### EXERCISE DIRECTIONS:
Restate each entry exactly, without pictures.

** Opening SOURCE INFORMATION block **

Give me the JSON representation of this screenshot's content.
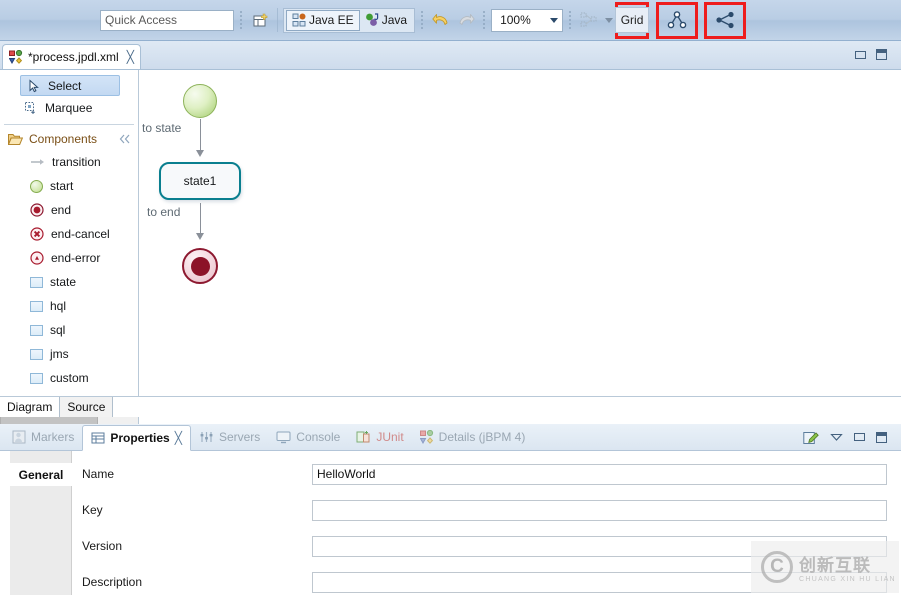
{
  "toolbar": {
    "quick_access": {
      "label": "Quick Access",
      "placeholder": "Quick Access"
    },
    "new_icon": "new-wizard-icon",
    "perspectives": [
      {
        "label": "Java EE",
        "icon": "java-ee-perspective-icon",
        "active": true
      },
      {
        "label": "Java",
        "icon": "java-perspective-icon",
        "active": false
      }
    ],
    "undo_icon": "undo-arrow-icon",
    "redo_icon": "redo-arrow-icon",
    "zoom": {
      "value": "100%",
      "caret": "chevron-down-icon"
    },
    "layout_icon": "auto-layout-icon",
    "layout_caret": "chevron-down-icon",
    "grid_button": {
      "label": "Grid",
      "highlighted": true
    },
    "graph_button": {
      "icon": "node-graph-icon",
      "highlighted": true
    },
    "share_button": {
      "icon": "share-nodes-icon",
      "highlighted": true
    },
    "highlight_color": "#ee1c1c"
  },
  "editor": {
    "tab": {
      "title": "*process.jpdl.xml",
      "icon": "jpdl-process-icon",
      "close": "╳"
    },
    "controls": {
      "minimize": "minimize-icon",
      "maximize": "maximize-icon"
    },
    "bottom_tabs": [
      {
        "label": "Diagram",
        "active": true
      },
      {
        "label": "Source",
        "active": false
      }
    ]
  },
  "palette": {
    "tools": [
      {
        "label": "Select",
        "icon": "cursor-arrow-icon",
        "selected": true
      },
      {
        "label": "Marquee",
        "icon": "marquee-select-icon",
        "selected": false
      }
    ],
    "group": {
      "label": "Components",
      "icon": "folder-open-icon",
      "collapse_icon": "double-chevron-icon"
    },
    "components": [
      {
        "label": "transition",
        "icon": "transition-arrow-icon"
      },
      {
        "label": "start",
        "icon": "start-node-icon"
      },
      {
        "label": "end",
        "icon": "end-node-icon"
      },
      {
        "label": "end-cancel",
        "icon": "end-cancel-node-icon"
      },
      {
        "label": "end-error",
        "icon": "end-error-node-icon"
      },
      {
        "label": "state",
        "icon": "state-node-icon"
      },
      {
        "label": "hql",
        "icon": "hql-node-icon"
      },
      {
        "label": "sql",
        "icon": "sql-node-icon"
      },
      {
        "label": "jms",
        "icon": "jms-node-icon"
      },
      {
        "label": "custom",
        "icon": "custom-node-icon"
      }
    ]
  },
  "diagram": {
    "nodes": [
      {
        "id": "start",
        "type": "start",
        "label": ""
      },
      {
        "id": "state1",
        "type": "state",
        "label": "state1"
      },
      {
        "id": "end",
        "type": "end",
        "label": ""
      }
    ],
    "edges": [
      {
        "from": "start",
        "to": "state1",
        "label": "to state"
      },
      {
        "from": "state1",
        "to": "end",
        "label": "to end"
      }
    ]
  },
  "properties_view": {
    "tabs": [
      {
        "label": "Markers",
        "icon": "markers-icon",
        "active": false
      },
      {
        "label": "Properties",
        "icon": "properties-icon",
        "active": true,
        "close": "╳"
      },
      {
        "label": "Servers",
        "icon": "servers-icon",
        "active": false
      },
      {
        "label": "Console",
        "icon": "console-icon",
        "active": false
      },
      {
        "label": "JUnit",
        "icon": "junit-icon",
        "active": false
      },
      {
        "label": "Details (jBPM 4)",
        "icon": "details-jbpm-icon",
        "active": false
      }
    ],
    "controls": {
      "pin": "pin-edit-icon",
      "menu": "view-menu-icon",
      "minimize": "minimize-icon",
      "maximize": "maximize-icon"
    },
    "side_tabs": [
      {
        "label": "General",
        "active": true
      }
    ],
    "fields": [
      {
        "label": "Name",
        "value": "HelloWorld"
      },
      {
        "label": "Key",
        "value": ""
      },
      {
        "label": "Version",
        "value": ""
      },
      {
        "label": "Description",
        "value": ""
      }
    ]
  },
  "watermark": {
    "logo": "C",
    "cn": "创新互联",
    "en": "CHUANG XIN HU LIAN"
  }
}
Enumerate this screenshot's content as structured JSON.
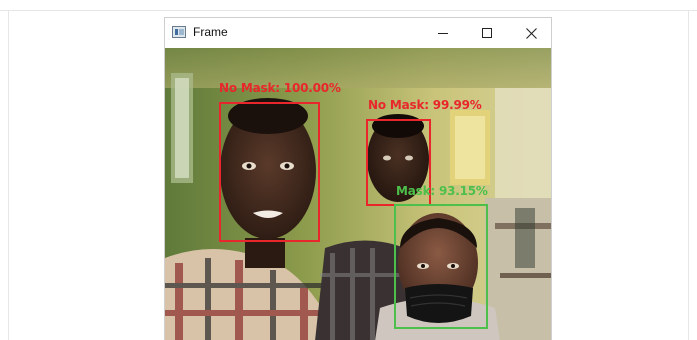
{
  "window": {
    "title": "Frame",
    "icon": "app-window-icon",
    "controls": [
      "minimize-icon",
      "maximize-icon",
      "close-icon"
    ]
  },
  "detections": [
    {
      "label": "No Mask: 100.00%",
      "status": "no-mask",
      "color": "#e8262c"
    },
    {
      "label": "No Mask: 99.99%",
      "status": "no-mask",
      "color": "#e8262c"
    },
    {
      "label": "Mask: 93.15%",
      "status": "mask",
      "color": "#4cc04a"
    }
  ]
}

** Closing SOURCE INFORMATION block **

### SOLVED PROBLEM:
Give me the JSON representation of this screenshot's content.
{
  "toolbar": {
    "quick_access": {
      "label": "Quick Access",
      "placeholder": "Quick Access"
    },
    "new_icon": "new-wizard-icon",
    "perspectives": [
      {
        "label": "Java EE",
        "icon": "java-ee-perspective-icon",
        "active": true
      },
      {
        "label": "Java",
        "icon": "java-perspective-icon",
        "active": false
      }
    ],
    "undo_icon": "undo-arrow-icon",
    "redo_icon": "redo-arrow-icon",
    "zoom": {
      "value": "100%",
      "caret": "chevron-down-icon"
    },
    "layout_icon": "auto-layout-icon",
    "layout_caret": "chevron-down-icon",
    "grid_button": {
      "label": "Grid",
      "highlighted": true
    },
    "graph_button": {
      "icon": "node-graph-icon",
      "highlighted": true
    },
    "share_button": {
      "icon": "share-nodes-icon",
      "highlighted": true
    },
    "highlight_color": "#ee1c1c"
  },
  "editor": {
    "tab": {
      "title": "*process.jpdl.xml",
      "icon": "jpdl-process-icon",
      "close": "╳"
    },
    "controls": {
      "minimize": "minimize-icon",
      "maximize": "maximize-icon"
    },
    "bottom_tabs": [
      {
        "label": "Diagram",
        "active": true
      },
      {
        "label": "Source",
        "active": false
      }
    ]
  },
  "palette": {
    "tools": [
      {
        "label": "Select",
        "icon": "cursor-arrow-icon",
        "selected": true
      },
      {
        "label": "Marquee",
        "icon": "marquee-select-icon",
        "selected": false
      }
    ],
    "group": {
      "label": "Components",
      "icon": "folder-open-icon",
      "collapse_icon": "double-chevron-icon"
    },
    "components": [
      {
        "label": "transition",
        "icon": "transition-arrow-icon"
      },
      {
        "label": "start",
        "icon": "start-node-icon"
      },
      {
        "label": "end",
        "icon": "end-node-icon"
      },
      {
        "label": "end-cancel",
        "icon": "end-cancel-node-icon"
      },
      {
        "label": "end-error",
        "icon": "end-error-node-icon"
      },
      {
        "label": "state",
        "icon": "state-node-icon"
      },
      {
        "label": "hql",
        "icon": "hql-node-icon"
      },
      {
        "label": "sql",
        "icon": "sql-node-icon"
      },
      {
        "label": "jms",
        "icon": "jms-node-icon"
      },
      {
        "label": "custom",
        "icon": "custom-node-icon"
      }
    ]
  },
  "diagram": {
    "nodes": [
      {
        "id": "start",
        "type": "start",
        "label": ""
      },
      {
        "id": "state1",
        "type": "state",
        "label": "state1"
      },
      {
        "id": "end",
        "type": "end",
        "label": ""
      }
    ],
    "edges": [
      {
        "from": "start",
        "to": "state1",
        "label": "to state"
      },
      {
        "from": "state1",
        "to": "end",
        "label": "to end"
      }
    ]
  },
  "properties_view": {
    "tabs": [
      {
        "label": "Markers",
        "icon": "markers-icon",
        "active": false
      },
      {
        "label": "Properties",
        "icon": "properties-icon",
        "active": true,
        "close": "╳"
      },
      {
        "label": "Servers",
        "icon": "servers-icon",
        "active": false
      },
      {
        "label": "Console",
        "icon": "console-icon",
        "active": false
      },
      {
        "label": "JUnit",
        "icon": "junit-icon",
        "active": false
      },
      {
        "label": "Details (jBPM 4)",
        "icon": "details-jbpm-icon",
        "active": false
      }
    ],
    "controls": {
      "pin": "pin-edit-icon",
      "menu": "view-menu-icon",
      "minimize": "minimize-icon",
      "maximize": "maximize-icon"
    },
    "side_tabs": [
      {
        "label": "General",
        "active": true
      }
    ],
    "fields": [
      {
        "label": "Name",
        "value": "HelloWorld"
      },
      {
        "label": "Key",
        "value": ""
      },
      {
        "label": "Version",
        "value": ""
      },
      {
        "label": "Description",
        "value": ""
      }
    ]
  },
  "watermark": {
    "logo": "C",
    "cn": "创新互联",
    "en": "CHUANG XIN HU LIAN"
  }
}
Enumerate this screenshot's content as structured JSON.
{
  "window": {
    "title": "Frame",
    "icon": "app-window-icon",
    "controls": [
      "minimize-icon",
      "maximize-icon",
      "close-icon"
    ]
  },
  "detections": [
    {
      "label": "No Mask: 100.00%",
      "status": "no-mask",
      "color": "#e8262c"
    },
    {
      "label": "No Mask: 99.99%",
      "status": "no-mask",
      "color": "#e8262c"
    },
    {
      "label": "Mask: 93.15%",
      "status": "mask",
      "color": "#4cc04a"
    }
  ]
}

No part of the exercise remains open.